All in all, The Falcon and the Winter Soldier was fun, but also very muddled with regard to politics, locations and what the hell the main antagonists’ motives actually were. As Camestros Felapton says, it was sort of all right, but could have been much better. Several reviewers have pointed out that the show feels like a long Captain America movie chopped up into forty-five minute chunks. However, instead of using the extra-length to add some more dimension to the plot and charactrisation for the many characters, the result is just a muddled mess in many places.
Anthony Mackie is suitably likeable and charismatic and will be an excellent Captain America, in case there was ever any doubt. And Sam was also one of the less developed Avengers, so it was nice to get some more background about him other than “He used to be a soldier and is now a PTSD counsellor”. Plus, the show smoothed the transition from Steve Rogers to Sam Wilson as the new Captain America. Bucky was more developed from the start and so it makes sense that his arc often takes second place to Sam’s. The show has also found a new role for Sharon Carter, a character left at loose ends, and introduced two potentially interesting new antagonists in Valentina and John Walker. And the Isaiah Bradley subplot was powerful, much more powerful than the occasionally overly blunt “racism is bad” messages that the show delivered elsewhere.
In short, The Falcon and the Winter Soldier wasn’t bad at all and a lot of fun, but it could have been so much better.
*The utter disregard of the fate of those murdered bodyguards and drivers – not just on the part of the RAF, but also on the part of the media and the politicians who only felt that the blown up CEO, banker or prosecutor was worth remembering – always infuriated me even as a kid. The worst example I can recall was an interviews with the son of an RAF victim, in which he talked about his father and his two companions.
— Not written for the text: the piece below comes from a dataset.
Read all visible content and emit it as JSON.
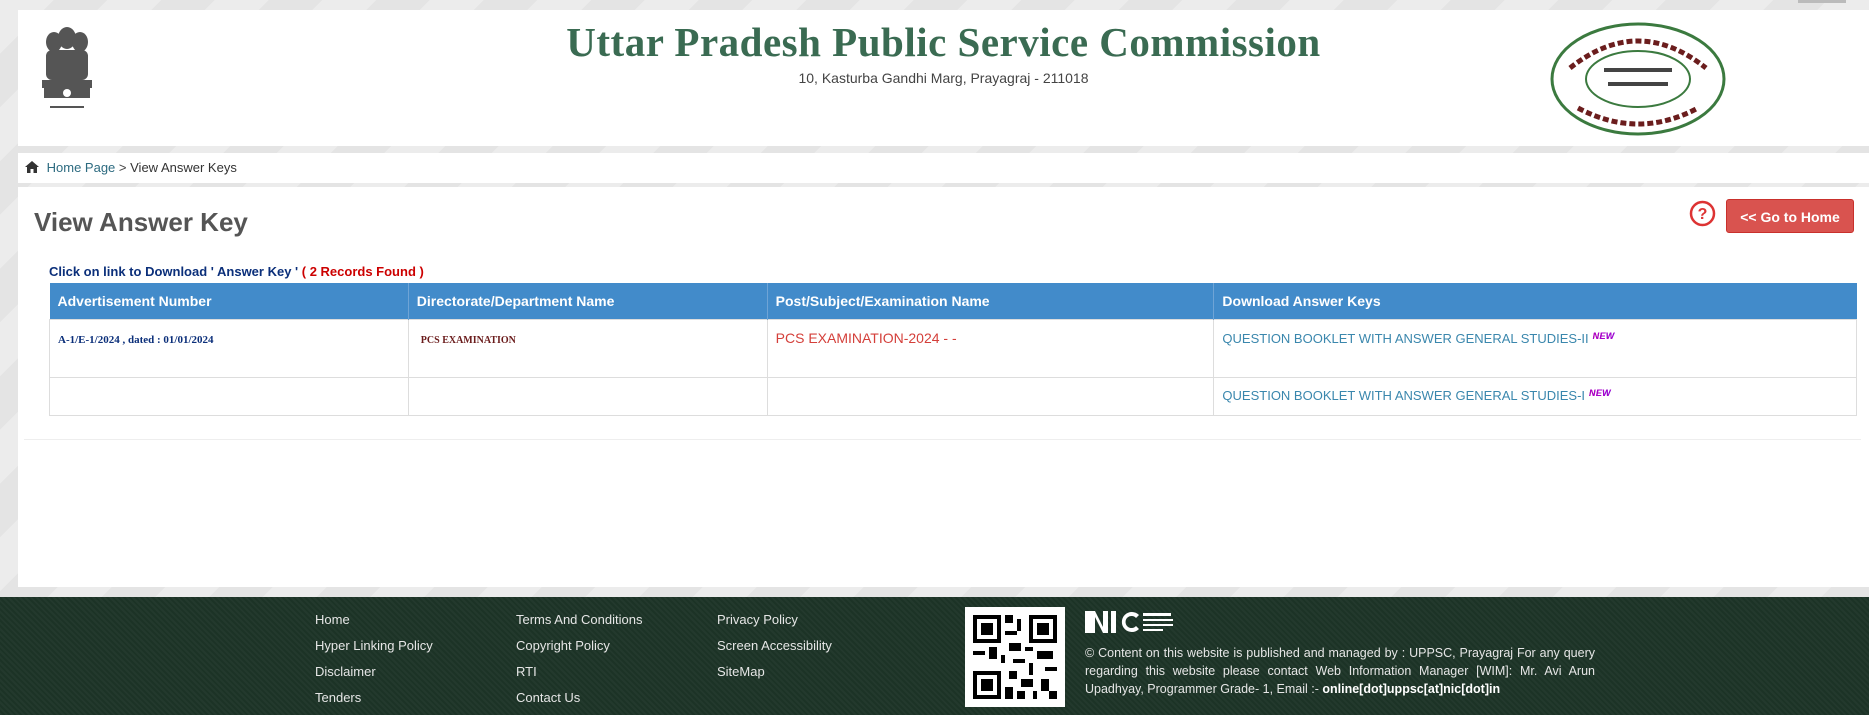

I screamed at the TV, “You could at least fucking remember their names, because unlike your father, who provoked the terrorists by jailing their companions, the driver and bodyguard were only doing their jobs and did fuck all to deserve what happened to them.”